The Problem: To walk faster, many people take longer steps. This increase in stride length creates shock and compression into the joints, especially the heels and knees.
Warning Signs: a bouncy or noisy walk with heel, knee or low back pain that increases during or after walking.
Somatic Experience: The psychological feeling of over-striding may be biting off more than you can chew or getting ahead of yourself. You may feel rushed, over-extended, impatient, or make unrealistic demands on yourself or others. The antidote is to breath, relax, enjoy the gift of the present moment, and change your stride.
The Solution: Take shorter steps to ground your bouncy walk. Shorten your stride. Keep your steps under your body where you have greater traction and can push off more forcefully.

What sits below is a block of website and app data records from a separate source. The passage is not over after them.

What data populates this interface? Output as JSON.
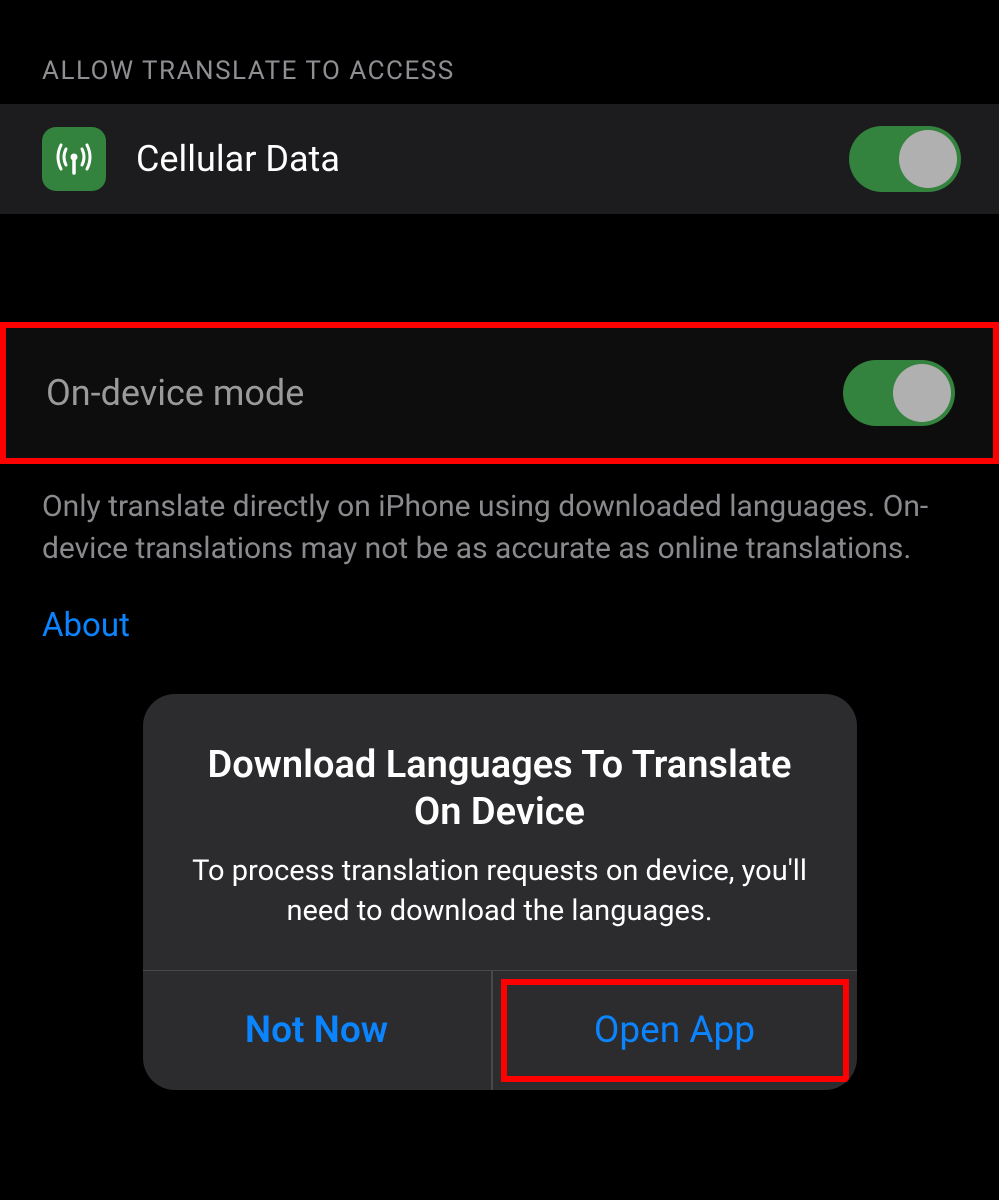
{
  "sections": {
    "access": {
      "header": "ALLOW TRANSLATE TO ACCESS",
      "cellular_data": {
        "label": "Cellular Data",
        "enabled": true
      }
    },
    "on_device": {
      "label": "On-device mode",
      "enabled": true,
      "description": "Only translate directly on iPhone using downloaded languages. On-device translations may not be as accurate as online translations.",
      "link_label": "About"
    }
  },
  "dialog": {
    "title": "Download Languages To Translate On Device",
    "message": "To process translation requests on device, you'll need to download the languages.",
    "buttons": {
      "cancel": "Not Now",
      "confirm": "Open App"
    }
  },
  "colors": {
    "toggle_on": "#33823d",
    "link": "#0a84ff",
    "highlight": "#ff0000"
  }
}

Exercise: Shorter, Quicker Steps. Practice a shorter stride for one-minute intervals. Start with very, very small steps and gradually lengthen maintaining ground traction. Repeat 5-8 times during each walk, with at least 1 minute in between each interval. You’ll walk faster, smoother, and safer lifelong.